Global Development

Author: Rachel Hoy

If you asked a stranger on the street how they felt about child labour, it’s safe to say most people would not offer support for it. Yet evidence about the widespread damaging effects of child labour is overwhelming and we need to do more than hold a moral card against it, especially when we often support the demand for child labour unknowingly through our purchases.

There are 168 million child labourers around the world today. Around half are estimated to be in a hazardous form of labour.

Over 10% of the world’s children over 5 years old are child labourers. That means that one child in every ten is currently working under conditions detrimental to their physical and mental health.

Image 1

This is the same percentage of people who travel to work via public transport in Australia.

More than 2 out of 5 child labourers are aged between 5 and 11 years old.
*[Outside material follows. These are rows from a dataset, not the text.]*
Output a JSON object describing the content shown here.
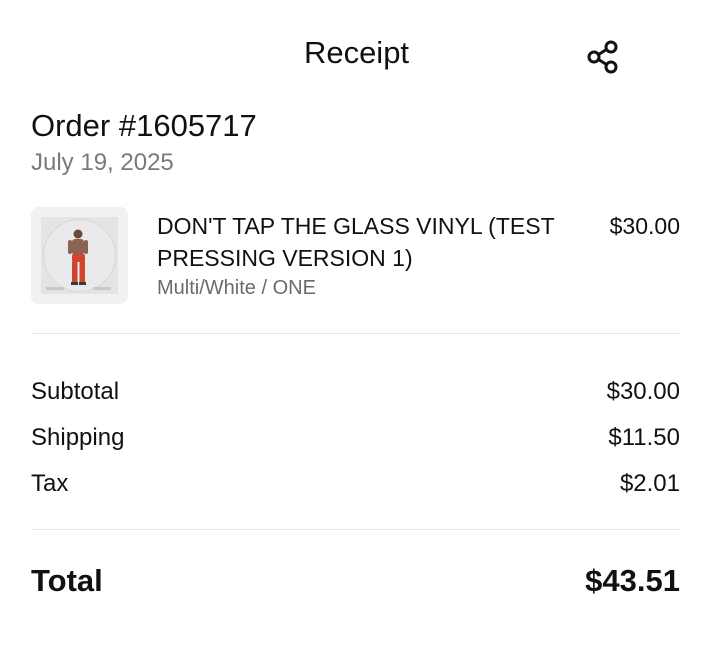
{
  "header": {
    "title": "Receipt"
  },
  "order": {
    "number_label": "Order #1605717",
    "date": "July 19, 2025"
  },
  "item": {
    "name": "DON'T TAP THE GLASS VINYL (TEST PRESSING VERSION 1)",
    "price": "$30.00",
    "variant": "Multi/White / ONE"
  },
  "summary": {
    "rows": [
      {
        "label": "Subtotal",
        "value": "$30.00"
      },
      {
        "label": "Shipping",
        "value": "$11.50"
      },
      {
        "label": "Tax",
        "value": "$2.01"
      }
    ],
    "total_label": "Total",
    "total_value": "$43.51"
  },
  "icons": {
    "share": "share-icon"
  },
  "colors": {
    "text": "#111111",
    "secondary": "#7a7a7a",
    "divider": "#e6e6e6",
    "thumb_bg": "#f1f1f1",
    "figure_pants": "#d0452c"
  }
}
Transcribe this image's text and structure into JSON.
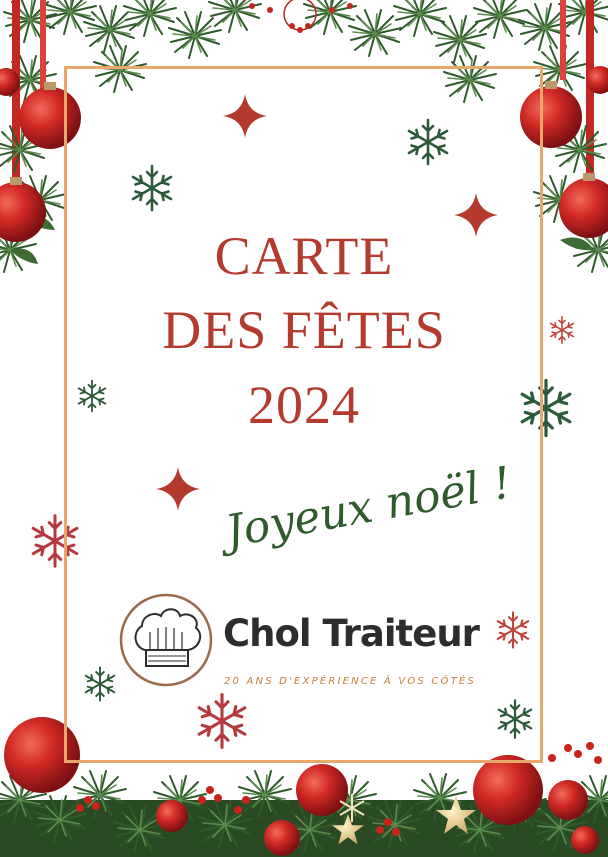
{
  "title": {
    "line1": "CARTE",
    "line2": "DES FÊTES",
    "line3": "2024"
  },
  "greeting": "Joyeux noël !",
  "brand": {
    "name": "Chol Traiteur",
    "tagline": "20 ANS D'EXPÉRIENCE À VOS CÔTÉS",
    "logo_icon": "chef-hat-icon"
  },
  "colors": {
    "title_red": "#b53a2e",
    "frame_orange": "#e8a86c",
    "pine_green": "#2f5b2c",
    "snow_green": "#2d5a3a",
    "brand_dark": "#2d2d2d",
    "tagline_gold": "#c5803b"
  },
  "decorations": [
    "pine-garland-top",
    "red-bauble",
    "snowflake",
    "star",
    "pine-garland-bottom",
    "gold-star",
    "holly-berries"
  ]
}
That means nearly half of child labourers are younger than Australian high school age.

Image 2

This is more than the percentage of people in Australia who own one car.

More than 1 in 5 children in Sub-Saharan Africa are engaged in some form of child labour. That means in a group of five friends, one is unable to attend school due to being forced into child labour.

Image 3

This is around the same percentage of people in Melbourne who live in a two-bedroom household.

These are just some of the facts surrounding the pervasiveness of child labour. Child labour is declining due to collective efforts but it is clear there is a long way to go. While these statistics are alarming, behind each statistic lies a personal story – both heartbreaking and mostly preventable.

A good start to preventing demand for child labour is to know the standards of the product that you buy. Try downloading the shopethical! app for your next trip to the supermarket or asking your local café about their coffee and tea suppliers.

Source:

World Vision Australia 2014 <http://www.worldvision.com.au/Libraries/Child_Labour_Myths_report/Child_Labour_Myths_Media_Report_12Jun14.pdf>

Information about the Author: Rachel Hoy is a VGen Youth Campaigner for World Vision Australia who works on the #FreeTo campaign. She just completed a Master of development studies at the University of Sydney.

40 Hour Famine

Global Development

This weekend, hundreds of thousands of Australians gave up something they live with everyday (food, furniture, technology etc) to fundraise as part of World Vision’s 40 Hour Famine. This year the focus is on alleviating poverty in Rwanda, particularly reducing hunger in children under five-years old.

The table below provides a snapshot into just how different life is like in Rwanda compared to Australia. For example, for every 1 maternal death in Australia, there are 143 in Rwanda. While for every $1 spent per child on primary education in Rwanda, over $300 is spent per child in Australia.

AUSTRALIA

Aus flag

For Every RWANDA 

Rwanda flag

1

Maternal death

143

1

Child that dies before five-years old

11

1

Preventable death

14

1

Undernourished child

30

1

Person per square kilometre

157

303 Dollar spent per child on Primary Education

1

93

Dollar spent on Health

1

2

Child completing Primary Education

1

10 Internet user

1

8 Child in pre-school education

1

According to World Vision, just $1 fundraised as part of the 40 Hour Famine is enough to feed 1 person for up to 5 days. If you are interested in finding out more and/or donating check out: http://www.40hourfamine.com.au

Sources:

World Bank 2014 <http://data.worldbank.org/data-catalog/world-development-indicators>